- **WORK REQUEST**: Match the word "screenshot". Return each line of the data below where it appears.

[Dataset rows describing interfaces]
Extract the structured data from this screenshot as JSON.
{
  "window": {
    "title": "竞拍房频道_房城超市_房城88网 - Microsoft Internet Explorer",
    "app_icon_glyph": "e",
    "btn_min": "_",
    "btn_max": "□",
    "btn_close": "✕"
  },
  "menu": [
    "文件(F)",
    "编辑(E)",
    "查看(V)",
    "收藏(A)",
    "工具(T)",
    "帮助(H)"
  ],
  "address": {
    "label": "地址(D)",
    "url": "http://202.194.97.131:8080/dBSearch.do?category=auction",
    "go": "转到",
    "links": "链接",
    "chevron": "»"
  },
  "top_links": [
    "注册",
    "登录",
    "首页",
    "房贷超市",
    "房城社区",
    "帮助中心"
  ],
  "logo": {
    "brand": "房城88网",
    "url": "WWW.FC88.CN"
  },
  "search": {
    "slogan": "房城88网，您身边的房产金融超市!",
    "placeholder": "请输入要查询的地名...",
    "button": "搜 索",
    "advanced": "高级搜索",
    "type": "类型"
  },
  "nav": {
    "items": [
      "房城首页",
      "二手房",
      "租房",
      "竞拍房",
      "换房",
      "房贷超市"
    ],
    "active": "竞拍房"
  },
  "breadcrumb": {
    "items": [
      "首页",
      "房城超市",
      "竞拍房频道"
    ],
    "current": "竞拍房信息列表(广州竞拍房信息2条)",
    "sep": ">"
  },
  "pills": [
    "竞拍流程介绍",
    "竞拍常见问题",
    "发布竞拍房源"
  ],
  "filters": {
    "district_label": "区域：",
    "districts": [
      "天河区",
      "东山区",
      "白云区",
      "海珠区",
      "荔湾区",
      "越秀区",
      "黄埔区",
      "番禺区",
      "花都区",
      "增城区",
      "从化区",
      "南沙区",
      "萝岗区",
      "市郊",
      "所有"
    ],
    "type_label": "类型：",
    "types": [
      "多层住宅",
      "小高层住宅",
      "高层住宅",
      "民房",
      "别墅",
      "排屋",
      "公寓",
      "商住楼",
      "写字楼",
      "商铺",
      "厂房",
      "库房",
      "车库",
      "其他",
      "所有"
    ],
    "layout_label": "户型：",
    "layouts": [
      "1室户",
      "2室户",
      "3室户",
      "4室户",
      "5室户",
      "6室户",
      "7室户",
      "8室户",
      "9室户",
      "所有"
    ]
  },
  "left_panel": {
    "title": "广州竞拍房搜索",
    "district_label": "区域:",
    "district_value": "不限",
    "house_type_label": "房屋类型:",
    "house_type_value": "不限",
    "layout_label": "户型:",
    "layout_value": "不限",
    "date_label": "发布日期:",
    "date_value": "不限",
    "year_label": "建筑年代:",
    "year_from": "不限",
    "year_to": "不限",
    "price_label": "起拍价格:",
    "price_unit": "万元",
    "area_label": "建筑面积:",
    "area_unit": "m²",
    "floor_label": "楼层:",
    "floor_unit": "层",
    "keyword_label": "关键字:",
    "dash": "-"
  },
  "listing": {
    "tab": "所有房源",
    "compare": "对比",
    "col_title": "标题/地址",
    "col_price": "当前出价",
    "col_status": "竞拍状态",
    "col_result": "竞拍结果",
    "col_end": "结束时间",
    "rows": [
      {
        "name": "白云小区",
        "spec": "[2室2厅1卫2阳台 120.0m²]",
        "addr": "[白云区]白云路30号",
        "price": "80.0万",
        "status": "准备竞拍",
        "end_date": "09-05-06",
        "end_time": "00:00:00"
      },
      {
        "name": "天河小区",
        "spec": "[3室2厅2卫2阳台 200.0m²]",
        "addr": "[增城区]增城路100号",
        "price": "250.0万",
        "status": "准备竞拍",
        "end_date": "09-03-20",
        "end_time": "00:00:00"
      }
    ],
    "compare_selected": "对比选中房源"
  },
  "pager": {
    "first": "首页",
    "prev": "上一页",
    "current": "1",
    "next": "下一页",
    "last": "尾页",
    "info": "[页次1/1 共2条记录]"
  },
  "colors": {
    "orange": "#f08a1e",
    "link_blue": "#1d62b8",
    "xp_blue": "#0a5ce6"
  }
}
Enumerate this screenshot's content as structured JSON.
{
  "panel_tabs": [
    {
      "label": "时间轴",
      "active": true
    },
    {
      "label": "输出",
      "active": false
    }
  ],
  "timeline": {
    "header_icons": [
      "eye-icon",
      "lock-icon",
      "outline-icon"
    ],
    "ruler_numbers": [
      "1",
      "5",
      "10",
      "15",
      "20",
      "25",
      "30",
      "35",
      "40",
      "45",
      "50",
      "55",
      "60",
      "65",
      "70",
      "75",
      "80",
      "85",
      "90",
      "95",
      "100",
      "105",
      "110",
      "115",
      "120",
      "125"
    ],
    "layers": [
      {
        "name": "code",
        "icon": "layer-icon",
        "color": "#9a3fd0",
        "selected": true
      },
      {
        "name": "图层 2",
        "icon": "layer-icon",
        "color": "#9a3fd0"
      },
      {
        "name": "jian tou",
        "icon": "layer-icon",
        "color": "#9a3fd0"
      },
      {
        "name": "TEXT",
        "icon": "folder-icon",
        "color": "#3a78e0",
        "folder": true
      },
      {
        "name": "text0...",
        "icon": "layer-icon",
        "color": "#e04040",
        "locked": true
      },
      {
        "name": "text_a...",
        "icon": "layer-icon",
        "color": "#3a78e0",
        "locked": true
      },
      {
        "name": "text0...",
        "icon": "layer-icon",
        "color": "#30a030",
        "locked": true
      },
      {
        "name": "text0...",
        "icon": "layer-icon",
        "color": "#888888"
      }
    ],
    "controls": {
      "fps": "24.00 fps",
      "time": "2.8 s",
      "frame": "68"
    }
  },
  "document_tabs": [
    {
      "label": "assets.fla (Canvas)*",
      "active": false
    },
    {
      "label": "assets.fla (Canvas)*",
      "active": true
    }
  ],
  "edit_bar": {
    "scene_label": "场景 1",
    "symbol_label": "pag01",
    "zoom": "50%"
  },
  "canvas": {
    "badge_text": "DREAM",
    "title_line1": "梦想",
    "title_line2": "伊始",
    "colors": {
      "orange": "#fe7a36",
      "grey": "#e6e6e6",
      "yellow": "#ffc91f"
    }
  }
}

- **WRITTEN ANSWER**:
Extract the structured data from this screenshot as JSON.
Enumerate this screenshot's content as structured JSON.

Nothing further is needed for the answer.